Set in an exposed location, long sunny days are more than matched by long harsh days of wind and rain beating against the farmhouse’s roof and walls.
The masonry is constructed with a traditional ‘natural cement mortar’, rather than a modern ‘sand-cement’ based mortar. This is not surprising considering ‘Portland Cement’ was not invented until 1828. Whilst natural cement mortar is very good at accommodating movements in masonry, it is prone to leaching of its lime component, which leads to holes and defects within the mortar. Such mortars are naturally permeable to water; a situation which is made worse with deterioration.
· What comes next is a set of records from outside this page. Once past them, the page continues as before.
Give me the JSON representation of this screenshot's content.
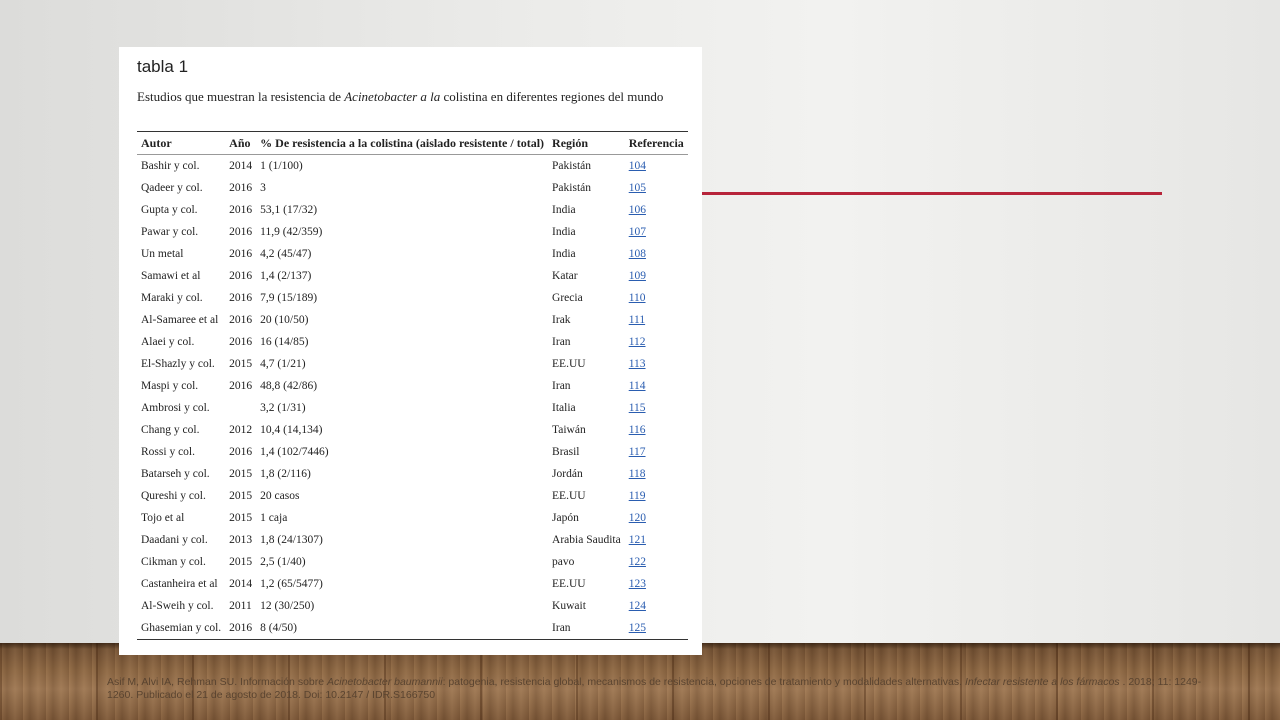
{
  "slide": {
    "accent_color": "#b7243a",
    "floor_color": "#8a6440"
  },
  "document": {
    "title": "tabla 1",
    "caption_pre": "Estudios que muestran la resistencia de ",
    "caption_italic": "Acinetobacter a la",
    "caption_post": " colistina en diferentes regiones del mundo",
    "columns": [
      "Autor",
      "Año",
      "% De resistencia a la colistina (aislado resistente / total)",
      "Región",
      "Referencia"
    ],
    "rows": [
      {
        "autor": "Bashir y col.",
        "ano": "2014",
        "res": "1 (1/100)",
        "region": "Pakistán",
        "ref": "104"
      },
      {
        "autor": "Qadeer y col.",
        "ano": "2016",
        "res": "3",
        "region": "Pakistán",
        "ref": "105"
      },
      {
        "autor": "Gupta y col.",
        "ano": "2016",
        "res": "53,1 (17/32)",
        "region": "India",
        "ref": "106"
      },
      {
        "autor": "Pawar y col.",
        "ano": "2016",
        "res": "11,9 (42/359)",
        "region": "India",
        "ref": "107"
      },
      {
        "autor": "Un metal",
        "ano": "2016",
        "res": "4,2 (45/47)",
        "region": "India",
        "ref": "108"
      },
      {
        "autor": "Samawi et al",
        "ano": "2016",
        "res": "1,4 (2/137)",
        "region": "Katar",
        "ref": "109"
      },
      {
        "autor": "Maraki y col.",
        "ano": "2016",
        "res": "7,9 (15/189)",
        "region": "Grecia",
        "ref": "110"
      },
      {
        "autor": "Al-Samaree et al",
        "ano": "2016",
        "res": "20 (10/50)",
        "region": "Irak",
        "ref": "111"
      },
      {
        "autor": "Alaei y col.",
        "ano": "2016",
        "res": "16 (14/85)",
        "region": "Iran",
        "ref": "112"
      },
      {
        "autor": "El-Shazly y col.",
        "ano": "2015",
        "res": "4,7 (1/21)",
        "region": "EE.UU",
        "ref": "113"
      },
      {
        "autor": "Maspi y col.",
        "ano": "2016",
        "res": "48,8 (42/86)",
        "region": "Iran",
        "ref": "114"
      },
      {
        "autor": "Ambrosi y col.",
        "ano": "",
        "res": "3,2 (1/31)",
        "region": "Italia",
        "ref": "115"
      },
      {
        "autor": "Chang y col.",
        "ano": "2012",
        "res": "10,4 (14,134)",
        "region": "Taiwán",
        "ref": "116"
      },
      {
        "autor": "Rossi y col.",
        "ano": "2016",
        "res": "1,4 (102/7446)",
        "region": "Brasil",
        "ref": "117"
      },
      {
        "autor": "Batarseh y col.",
        "ano": "2015",
        "res": "1,8 (2/116)",
        "region": "Jordán",
        "ref": "118"
      },
      {
        "autor": "Qureshi y col.",
        "ano": "2015",
        "res": "20 casos",
        "region": "EE.UU",
        "ref": "119"
      },
      {
        "autor": "Tojo et al",
        "ano": "2015",
        "res": "1 caja",
        "region": "Japón",
        "ref": "120"
      },
      {
        "autor": "Daadani y col.",
        "ano": "2013",
        "res": "1,8 (24/1307)",
        "region": "Arabia Saudita",
        "ref": "121"
      },
      {
        "autor": "Cikman y col.",
        "ano": "2015",
        "res": "2,5 (1/40)",
        "region": "pavo",
        "ref": "122"
      },
      {
        "autor": "Castanheira et al",
        "ano": "2014",
        "res": "1,2 (65/5477)",
        "region": "EE.UU",
        "ref": "123"
      },
      {
        "autor": "Al-Sweih y col.",
        "ano": "2011",
        "res": "12 (30/250)",
        "region": "Kuwait",
        "ref": "124"
      },
      {
        "autor": "Ghasemian y col.",
        "ano": "2016",
        "res": "8 (4/50)",
        "region": "Iran",
        "ref": "125"
      }
    ]
  },
  "citation": {
    "part1": "Asif M, Alvi IA, Rehman SU. Información sobre ",
    "italic1": "Acinetobacter baumannii",
    "part2": ": patogenia, resistencia global, mecanismos de resistencia, opciones de tratamiento y modalidades alternativas. ",
    "italic2": "Infectar resistente a los fármacos",
    "part3": " . 2018; 11: 1249-1260. Publicado el 21 de agosto de 2018. Doi: 10.2147 / IDR.S166750"
  }
}
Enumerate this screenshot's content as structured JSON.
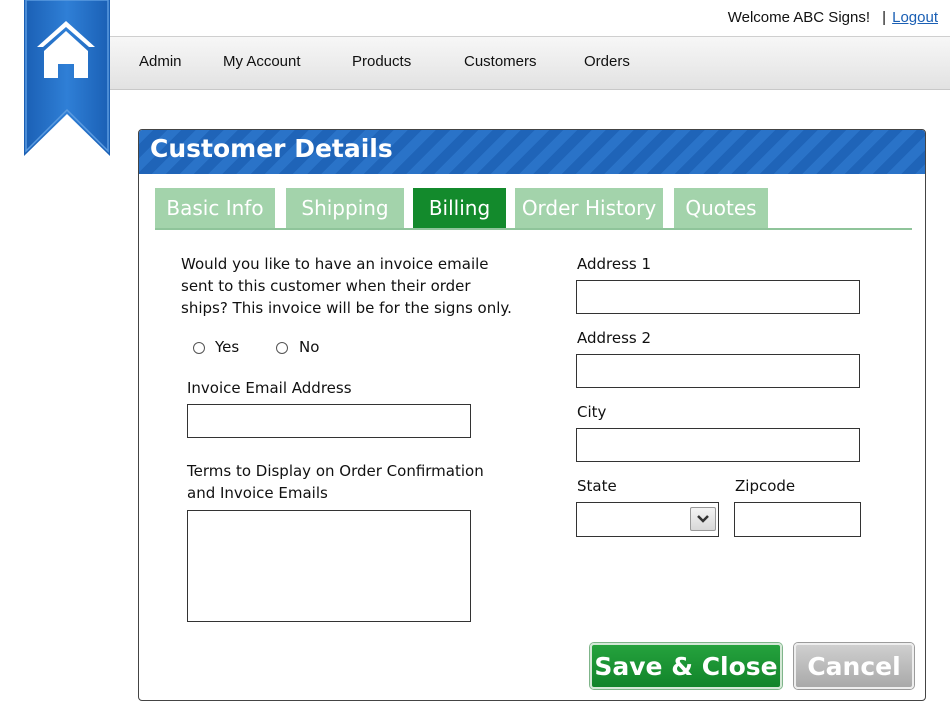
{
  "header": {
    "welcome_text": "Welcome ABC Signs!",
    "separator": "|",
    "logout_label": "Logout"
  },
  "nav": {
    "items": [
      {
        "label": "Admin"
      },
      {
        "label": "My Account"
      },
      {
        "label": "Products"
      },
      {
        "label": "Customers"
      },
      {
        "label": "Orders"
      }
    ]
  },
  "panel": {
    "title": "Customer Details",
    "tabs": [
      {
        "label": "Basic Info",
        "active": false
      },
      {
        "label": "Shipping",
        "active": false
      },
      {
        "label": "Billing",
        "active": true
      },
      {
        "label": "Order History",
        "active": false
      },
      {
        "label": "Quotes",
        "active": false
      }
    ]
  },
  "form": {
    "invoice_question": "Would you like to have an invoice emaile sent to this customer when their order ships?  This invoice will be for the signs only.",
    "radio_yes_label": "Yes",
    "radio_no_label": "No",
    "invoice_email_label": "Invoice Email Address",
    "invoice_email_value": "",
    "terms_label": "Terms to Display on Order Confirmation and Invoice Emails",
    "terms_value": "",
    "address1_label": "Address 1",
    "address1_value": "",
    "address2_label": "Address 2",
    "address2_value": "",
    "city_label": "City",
    "city_value": "",
    "state_label": "State",
    "state_value": "",
    "zipcode_label": "Zipcode",
    "zipcode_value": ""
  },
  "actions": {
    "save_label": "Save & Close",
    "cancel_label": "Cancel"
  },
  "colors": {
    "brand_blue": "#1f64b8",
    "tab_active": "#138a2c",
    "tab_inactive": "#a3d3ab",
    "save_green": "#11842a",
    "cancel_gray": "#a9a9a9",
    "link_blue": "#1a5fb4"
  }
}
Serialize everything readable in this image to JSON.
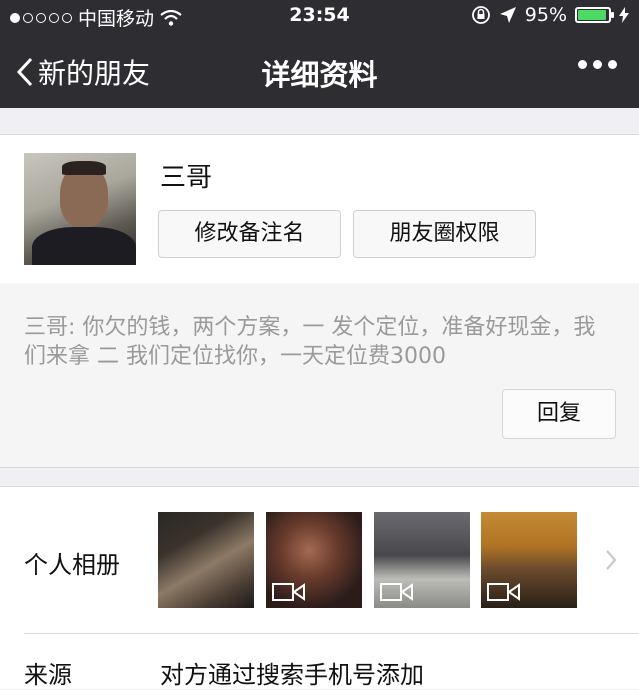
{
  "status_bar": {
    "carrier": "中国移动",
    "time": "23:54",
    "battery_percent": "95%",
    "battery_level": 0.95,
    "battery_color": "#4cd964",
    "icons": [
      "signal-dots-icon",
      "wifi-icon",
      "rotation-lock-icon",
      "location-arrow-icon",
      "battery-icon",
      "charging-icon"
    ]
  },
  "nav": {
    "back_label": "新的朋友",
    "title": "详细资料",
    "more_icon": "more-dots-icon",
    "background": "#2e2e32"
  },
  "profile": {
    "name": "三哥",
    "remark_button": "修改备注名",
    "moments_button": "朋友圈权限"
  },
  "message": {
    "text": "三哥: 你欠的钱，两个方案，一 发个定位，准备好现金，我们来拿 二  我们定位找你，一天定位费3000",
    "reply_button": "回复"
  },
  "album": {
    "label": "个人相册",
    "thumbnails": [
      {
        "name": "photo-1",
        "video": false
      },
      {
        "name": "photo-2",
        "video": true
      },
      {
        "name": "photo-3",
        "video": true
      },
      {
        "name": "photo-4",
        "video": true
      }
    ]
  },
  "source": {
    "label": "来源",
    "value": "对方通过搜索手机号添加"
  }
}
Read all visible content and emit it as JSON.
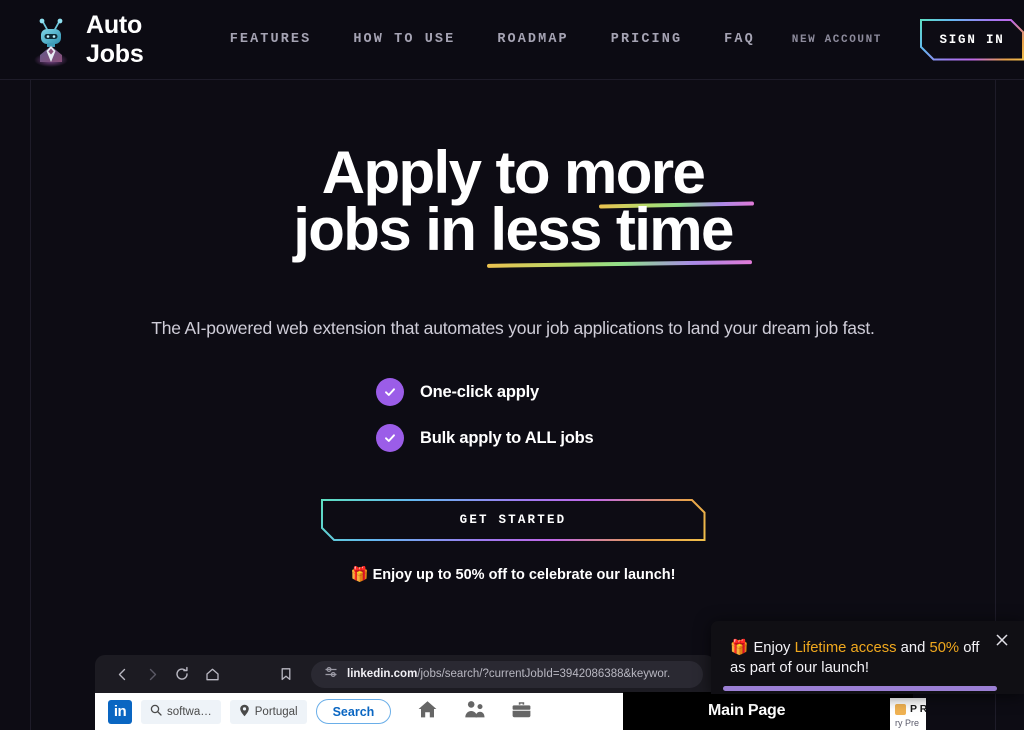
{
  "brand": {
    "name": "Auto Jobs",
    "logo_icon": "robot-logo-icon"
  },
  "nav": {
    "items": [
      {
        "label": "FEATURES"
      },
      {
        "label": "HOW TO USE"
      },
      {
        "label": "ROADMAP"
      },
      {
        "label": "PRICING"
      },
      {
        "label": "FAQ"
      }
    ],
    "new_account_label": "NEW ACCOUNT",
    "sign_in_label": "SIGN IN"
  },
  "hero": {
    "headline_line1": "Apply to more",
    "headline_line2": "jobs in less time",
    "subheadline": "The AI-powered web extension that automates your job applications to land your dream job fast.",
    "features": [
      {
        "label": "One-click apply",
        "icon": "check-circle-icon"
      },
      {
        "label": "Bulk apply to ALL jobs",
        "icon": "check-circle-icon"
      }
    ],
    "cta_label": "GET STARTED",
    "promo_emoji": "🎁",
    "promo_text": "Enjoy up to 50% off to celebrate our launch!"
  },
  "browser": {
    "back_icon": "chevron-left-icon",
    "forward_icon": "chevron-right-icon",
    "reload_icon": "reload-icon",
    "home_icon": "home-icon",
    "bookmark_icon": "bookmark-icon",
    "site_settings_icon": "site-settings-icon",
    "url_domain": "linkedin.com",
    "url_path": "/jobs/search/?currentJobId=3942086388&keywor.",
    "linkedin": {
      "logo_text": "in",
      "search_icon": "search-icon",
      "search_value": "softwa…",
      "location_icon": "location-pin-icon",
      "location_value": "Portugal",
      "search_button_label": "Search",
      "nav_icons": [
        {
          "name": "home-icon"
        },
        {
          "name": "network-icon"
        },
        {
          "name": "jobs-briefcase-icon"
        }
      ]
    }
  },
  "extension_panel": {
    "title": "Main Page"
  },
  "side_card": {
    "title": "P R",
    "subtitle": "ry Pre"
  },
  "toast": {
    "emoji": "🎁",
    "text_part1": "Enjoy ",
    "highlight1": "Lifetime access",
    "text_part2": " and ",
    "highlight2": "50%",
    "text_part3": " off as part of our launch!",
    "close_icon": "close-icon",
    "progress_color": "#9b7fd4"
  },
  "colors": {
    "background": "#0d0c14",
    "header_bg": "#0c0b13",
    "border": "#1e1c29",
    "accent_purple": "#9b5de8",
    "accent_gold": "#f0a81e",
    "text_primary": "#ffffff",
    "text_muted": "#a5a3b3"
  }
}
The traditional answer is to regularly maintain the mortar by raking out deteriorated parts and repointing with a matching mortar. However, such repair work is extremely time-consuming and costly, especially if, like the National Trust, you have a large portfolio of such properties to maintain.